REQUIRED ACTION:
Go through the material and return every line that contains the string "left".

SUPPLIED MATERIAL:
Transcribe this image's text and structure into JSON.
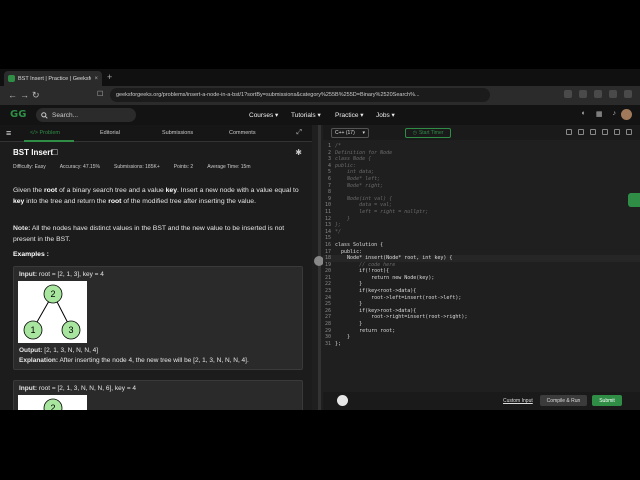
{
  "browser": {
    "tab_title": "BST Insert | Practice | GeeksforGe",
    "tab_close": "×",
    "new_tab": "+",
    "url": "geeksforgeeks.org/problems/insert-a-node-in-a-bst/1?sortBy=submissions&category%255B%255D=Binary%2520Search%..."
  },
  "site": {
    "logo": "GG",
    "search_placeholder": "Search...",
    "menu": [
      "Courses ▾",
      "Tutorials ▾",
      "Practice ▾",
      "Jobs ▾"
    ]
  },
  "problem_tabs": {
    "problem": "</> Problem",
    "editorial": "Editorial",
    "submissions": "Submissions",
    "comments": "Comments"
  },
  "problem": {
    "title": "BST Insert",
    "meta": {
      "difficulty": "Difficulty: Easy",
      "accuracy": "Accuracy: 47.15%",
      "submissions": "Submissions: 185K+",
      "points": "Points: 2",
      "avg_time": "Average Time: 15m"
    },
    "desc_1": "Given the ",
    "desc_root1": "root",
    "desc_2": " of a binary search tree and a value ",
    "desc_key1": "key",
    "desc_3": ". Insert a new node with a value equal to ",
    "desc_key2": "key",
    "desc_4": " into the tree and return the ",
    "desc_root2": "root",
    "desc_5": " of the modified tree after inserting the value.",
    "note_label": "Note:",
    "note_text": " All the nodes have distinct values in the BST and the new value to be inserted is not present in the BST.",
    "examples_label": "Examples :",
    "example1": {
      "input_label": "Input:",
      "input": " root = [2, 1, 3], key = 4",
      "nodes": [
        "2",
        "1",
        "3"
      ],
      "output_label": "Output:",
      "output": " [2, 1, 3, N, N, N, 4]",
      "explanation_label": "Explanation:",
      "explanation": " After inserting the node 4, the new tree will be [2, 1, 3, N, N, N, 4]."
    },
    "example2": {
      "input_label": "Input:",
      "input": " root = [2, 1, 3, N, N, N, 6], key = 4",
      "nodes": [
        "2"
      ]
    }
  },
  "editor": {
    "language": "C++ (17)",
    "start_timer": "Start Timer",
    "lines": [
      {
        "n": "1",
        "t": "/*",
        "c": true
      },
      {
        "n": "2",
        "t": "Definition for Node",
        "c": true
      },
      {
        "n": "3",
        "t": "class Node {",
        "c": true
      },
      {
        "n": "4",
        "t": "public:",
        "c": true
      },
      {
        "n": "5",
        "t": "    int data;",
        "c": true
      },
      {
        "n": "6",
        "t": "    Node* left;",
        "c": true
      },
      {
        "n": "7",
        "t": "    Node* right;",
        "c": true
      },
      {
        "n": "8",
        "t": "",
        "c": true
      },
      {
        "n": "9",
        "t": "    Node(int val) {",
        "c": true
      },
      {
        "n": "10",
        "t": "        data = val;",
        "c": true
      },
      {
        "n": "11",
        "t": "        left = right = nullptr;",
        "c": true
      },
      {
        "n": "12",
        "t": "    }",
        "c": true
      },
      {
        "n": "13",
        "t": "};",
        "c": true
      },
      {
        "n": "14",
        "t": "*/",
        "c": true
      },
      {
        "n": "15",
        "t": "",
        "c": false
      },
      {
        "n": "16",
        "t": "class Solution {",
        "c": false
      },
      {
        "n": "17",
        "t": "  public:",
        "c": false
      },
      {
        "n": "18",
        "t": "    Node* insert(Node* root, int key) {",
        "c": false
      },
      {
        "n": "19",
        "t": "        // code here",
        "c": true
      },
      {
        "n": "20",
        "t": "        if(!root){",
        "c": false
      },
      {
        "n": "21",
        "t": "            return new Node(key);",
        "c": false
      },
      {
        "n": "22",
        "t": "        }",
        "c": false
      },
      {
        "n": "23",
        "t": "        if(key<root->data){",
        "c": false
      },
      {
        "n": "24",
        "t": "            root->left=insert(root->left);",
        "c": false
      },
      {
        "n": "25",
        "t": "        }",
        "c": false
      },
      {
        "n": "26",
        "t": "        if(key>root->data){",
        "c": false
      },
      {
        "n": "27",
        "t": "            root->right=insert(root->right);",
        "c": false
      },
      {
        "n": "28",
        "t": "        }",
        "c": false
      },
      {
        "n": "29",
        "t": "        return root;",
        "c": false
      },
      {
        "n": "30",
        "t": "    }",
        "c": false
      },
      {
        "n": "31",
        "t": "};",
        "c": false
      }
    ],
    "custom_input": "Custom Input",
    "compile_run": "Compile & Run",
    "submit": "Submit"
  },
  "colors": {
    "accent": "#2f8d46"
  }
}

RESPONSE AREA:
        "t": "    Node* left;",
        "t": "        left = right = nullptr;",
        "t": "            root->left=insert(root->left);",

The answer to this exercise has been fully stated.